- [WORK INSTRUCTIONS]:
Exactly as written, return every line of the data below.

════

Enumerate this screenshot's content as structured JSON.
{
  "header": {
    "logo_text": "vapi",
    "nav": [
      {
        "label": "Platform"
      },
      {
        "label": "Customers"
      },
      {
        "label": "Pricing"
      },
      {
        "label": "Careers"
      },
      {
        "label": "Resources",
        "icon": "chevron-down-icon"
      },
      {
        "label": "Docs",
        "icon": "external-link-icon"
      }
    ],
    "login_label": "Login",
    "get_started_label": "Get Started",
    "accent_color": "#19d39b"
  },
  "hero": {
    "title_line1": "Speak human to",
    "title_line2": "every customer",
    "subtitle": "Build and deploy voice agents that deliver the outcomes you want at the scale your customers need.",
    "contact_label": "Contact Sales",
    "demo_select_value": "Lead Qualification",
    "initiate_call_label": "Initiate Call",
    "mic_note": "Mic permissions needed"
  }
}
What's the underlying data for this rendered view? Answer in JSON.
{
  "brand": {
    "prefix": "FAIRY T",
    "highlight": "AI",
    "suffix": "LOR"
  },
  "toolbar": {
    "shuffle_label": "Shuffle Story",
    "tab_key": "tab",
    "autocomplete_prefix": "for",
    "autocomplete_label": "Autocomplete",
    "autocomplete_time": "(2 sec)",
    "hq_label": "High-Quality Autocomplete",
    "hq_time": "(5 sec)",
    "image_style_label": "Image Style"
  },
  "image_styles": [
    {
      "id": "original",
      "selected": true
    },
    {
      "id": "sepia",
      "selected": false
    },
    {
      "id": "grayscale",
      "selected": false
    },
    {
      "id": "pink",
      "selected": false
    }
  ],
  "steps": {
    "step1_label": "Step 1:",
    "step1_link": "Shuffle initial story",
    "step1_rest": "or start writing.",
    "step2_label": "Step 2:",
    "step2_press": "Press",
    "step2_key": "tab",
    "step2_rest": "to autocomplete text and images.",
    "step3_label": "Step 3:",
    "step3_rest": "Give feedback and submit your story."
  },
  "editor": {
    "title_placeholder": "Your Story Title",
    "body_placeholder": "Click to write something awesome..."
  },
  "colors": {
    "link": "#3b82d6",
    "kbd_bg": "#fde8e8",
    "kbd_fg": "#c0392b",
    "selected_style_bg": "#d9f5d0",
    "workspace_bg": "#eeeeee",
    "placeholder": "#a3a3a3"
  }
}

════

- [ANSWER TO THIS EXERCISE]:
Enumerate this screenshot's content as structured JSON.
{
  "header": {
    "logo_text": "vapi",
    "nav": [
      {
        "label": "Platform"
      },
      {
        "label": "Customers"
      },
      {
        "label": "Pricing"
      },
      {
        "label": "Careers"
      },
      {
        "label": "Resources",
        "icon": "chevron-down-icon"
      },
      {
        "label": "Docs",
        "icon": "external-link-icon"
      }
    ],
    "login_label": "Login",
    "get_started_label": "Get Started",
    "accent_color": "#19d39b"
  },
  "hero": {
    "title_line1": "Speak human to",
    "title_line2": "every customer",
    "subtitle": "Build and deploy voice agents that deliver the outcomes you want at the scale your customers need.",
    "contact_label": "Contact Sales",
    "demo_select_value": "Lead Qualification",
    "initiate_call_label": "Initiate Call",
    "mic_note": "Mic permissions needed"
  }
}
What's the underlying data for this rendered view? Answer in JSON.
{
  "brand": {
    "prefix": "FAIRY T",
    "highlight": "AI",
    "suffix": "LOR"
  },
  "toolbar": {
    "shuffle_label": "Shuffle Story",
    "tab_key": "tab",
    "autocomplete_prefix": "for",
    "autocomplete_label": "Autocomplete",
    "autocomplete_time": "(2 sec)",
    "hq_label": "High-Quality Autocomplete",
    "hq_time": "(5 sec)",
    "image_style_label": "Image Style"
  },
  "image_styles": [
    {
      "id": "original",
      "selected": true
    },
    {
      "id": "sepia",
      "selected": false
    },
    {
      "id": "grayscale",
      "selected": false
    },
    {
      "id": "pink",
      "selected": false
    }
  ],
  "steps": {
    "step1_label": "Step 1:",
    "step1_link": "Shuffle initial story",
    "step1_rest": "or start writing.",
    "step2_label": "Step 2:",
    "step2_press": "Press",
    "step2_key": "tab",
    "step2_rest": "to autocomplete text and images.",
    "step3_label": "Step 3:",
    "step3_rest": "Give feedback and submit your story."
  },
  "editor": {
    "title_placeholder": "Your Story Title",
    "body_placeholder": "Click to write something awesome..."
  },
  "colors": {
    "link": "#3b82d6",
    "kbd_bg": "#fde8e8",
    "kbd_fg": "#c0392b",
    "selected_style_bg": "#d9f5d0",
    "workspace_bg": "#eeeeee",
    "placeholder": "#a3a3a3"
  }
}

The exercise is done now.